What to do → The answer must consist of every line from the entries that holds the word "Übersicht".

Excerpted records →

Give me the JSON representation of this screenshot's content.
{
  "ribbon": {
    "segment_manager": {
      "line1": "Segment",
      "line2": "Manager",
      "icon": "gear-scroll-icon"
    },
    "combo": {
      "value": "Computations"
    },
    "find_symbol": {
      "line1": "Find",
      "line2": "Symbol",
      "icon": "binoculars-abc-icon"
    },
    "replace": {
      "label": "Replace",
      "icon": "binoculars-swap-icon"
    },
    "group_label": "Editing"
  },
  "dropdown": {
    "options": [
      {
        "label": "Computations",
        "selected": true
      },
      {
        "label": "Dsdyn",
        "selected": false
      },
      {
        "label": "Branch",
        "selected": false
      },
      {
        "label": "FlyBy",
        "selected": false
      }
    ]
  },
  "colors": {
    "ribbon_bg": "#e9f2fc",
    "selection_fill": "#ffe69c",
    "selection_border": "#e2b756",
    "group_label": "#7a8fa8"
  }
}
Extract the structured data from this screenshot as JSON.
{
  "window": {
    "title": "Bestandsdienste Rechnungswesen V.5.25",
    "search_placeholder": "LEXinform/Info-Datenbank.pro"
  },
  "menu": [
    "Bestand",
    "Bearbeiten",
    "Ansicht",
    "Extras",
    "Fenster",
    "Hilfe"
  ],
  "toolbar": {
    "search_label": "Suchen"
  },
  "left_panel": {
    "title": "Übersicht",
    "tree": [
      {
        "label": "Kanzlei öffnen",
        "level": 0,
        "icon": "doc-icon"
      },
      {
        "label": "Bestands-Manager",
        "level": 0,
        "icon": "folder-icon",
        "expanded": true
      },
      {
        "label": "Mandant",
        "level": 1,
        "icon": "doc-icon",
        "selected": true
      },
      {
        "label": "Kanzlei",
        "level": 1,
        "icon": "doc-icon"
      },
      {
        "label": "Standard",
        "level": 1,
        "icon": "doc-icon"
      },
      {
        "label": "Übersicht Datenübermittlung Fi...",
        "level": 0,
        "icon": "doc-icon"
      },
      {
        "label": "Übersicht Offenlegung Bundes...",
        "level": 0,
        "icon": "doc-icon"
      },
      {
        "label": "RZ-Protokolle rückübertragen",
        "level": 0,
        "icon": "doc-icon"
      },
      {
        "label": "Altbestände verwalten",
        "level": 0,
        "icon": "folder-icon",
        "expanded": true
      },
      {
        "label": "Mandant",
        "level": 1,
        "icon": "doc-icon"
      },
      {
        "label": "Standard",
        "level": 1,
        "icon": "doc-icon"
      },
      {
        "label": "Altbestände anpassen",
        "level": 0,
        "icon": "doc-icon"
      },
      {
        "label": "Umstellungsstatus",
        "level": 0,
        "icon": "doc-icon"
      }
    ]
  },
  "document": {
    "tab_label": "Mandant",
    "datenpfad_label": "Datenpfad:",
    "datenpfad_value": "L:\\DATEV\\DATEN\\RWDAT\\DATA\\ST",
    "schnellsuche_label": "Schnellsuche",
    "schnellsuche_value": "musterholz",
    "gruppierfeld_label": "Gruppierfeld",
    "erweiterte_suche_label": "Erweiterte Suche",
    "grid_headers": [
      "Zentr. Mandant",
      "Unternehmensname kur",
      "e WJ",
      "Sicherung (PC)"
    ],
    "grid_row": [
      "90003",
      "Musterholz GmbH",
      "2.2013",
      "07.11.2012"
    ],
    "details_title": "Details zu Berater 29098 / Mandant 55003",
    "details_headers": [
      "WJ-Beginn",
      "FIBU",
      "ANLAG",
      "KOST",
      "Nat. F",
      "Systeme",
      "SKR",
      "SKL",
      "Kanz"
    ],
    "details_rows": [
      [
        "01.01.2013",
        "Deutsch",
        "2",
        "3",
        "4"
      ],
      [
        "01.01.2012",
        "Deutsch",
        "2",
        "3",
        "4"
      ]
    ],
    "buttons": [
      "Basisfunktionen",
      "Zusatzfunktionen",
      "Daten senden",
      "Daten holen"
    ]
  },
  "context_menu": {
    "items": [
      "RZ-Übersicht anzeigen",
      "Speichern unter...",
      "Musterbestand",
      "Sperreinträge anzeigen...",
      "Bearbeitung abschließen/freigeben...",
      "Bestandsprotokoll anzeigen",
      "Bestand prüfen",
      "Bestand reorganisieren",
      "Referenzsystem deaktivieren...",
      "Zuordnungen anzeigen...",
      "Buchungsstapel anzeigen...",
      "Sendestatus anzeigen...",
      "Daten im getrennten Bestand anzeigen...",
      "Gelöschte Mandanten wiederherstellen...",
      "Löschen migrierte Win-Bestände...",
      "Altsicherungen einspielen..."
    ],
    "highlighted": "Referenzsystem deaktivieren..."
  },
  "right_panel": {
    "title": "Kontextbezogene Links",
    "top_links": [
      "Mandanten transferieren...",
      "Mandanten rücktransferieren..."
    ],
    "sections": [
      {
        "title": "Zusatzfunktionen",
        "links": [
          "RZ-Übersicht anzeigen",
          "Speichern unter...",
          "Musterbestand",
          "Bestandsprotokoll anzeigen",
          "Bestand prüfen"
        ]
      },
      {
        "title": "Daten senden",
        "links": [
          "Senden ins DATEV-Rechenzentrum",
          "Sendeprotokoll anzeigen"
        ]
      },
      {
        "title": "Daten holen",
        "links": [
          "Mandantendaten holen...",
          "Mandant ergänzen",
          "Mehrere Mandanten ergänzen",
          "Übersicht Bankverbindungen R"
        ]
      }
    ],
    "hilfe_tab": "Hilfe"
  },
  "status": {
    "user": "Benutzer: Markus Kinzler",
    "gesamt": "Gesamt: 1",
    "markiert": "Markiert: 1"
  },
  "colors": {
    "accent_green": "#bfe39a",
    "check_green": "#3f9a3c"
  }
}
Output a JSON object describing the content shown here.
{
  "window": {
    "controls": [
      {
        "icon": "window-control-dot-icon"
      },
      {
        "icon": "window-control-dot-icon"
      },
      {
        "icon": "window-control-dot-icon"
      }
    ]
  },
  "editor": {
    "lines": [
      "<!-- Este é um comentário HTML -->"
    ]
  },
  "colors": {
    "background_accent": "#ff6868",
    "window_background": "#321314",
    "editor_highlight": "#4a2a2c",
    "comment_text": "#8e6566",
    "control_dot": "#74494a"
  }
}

Result →
    "title": "Übersicht",
        "label": "Übersicht Datenübermittlung Fi...",
        "label": "Übersicht Offenlegung Bundes...",
      "RZ-Übersicht anzeigen",
          "RZ-Übersicht anzeigen",
          "Übersicht Bankverbindungen R"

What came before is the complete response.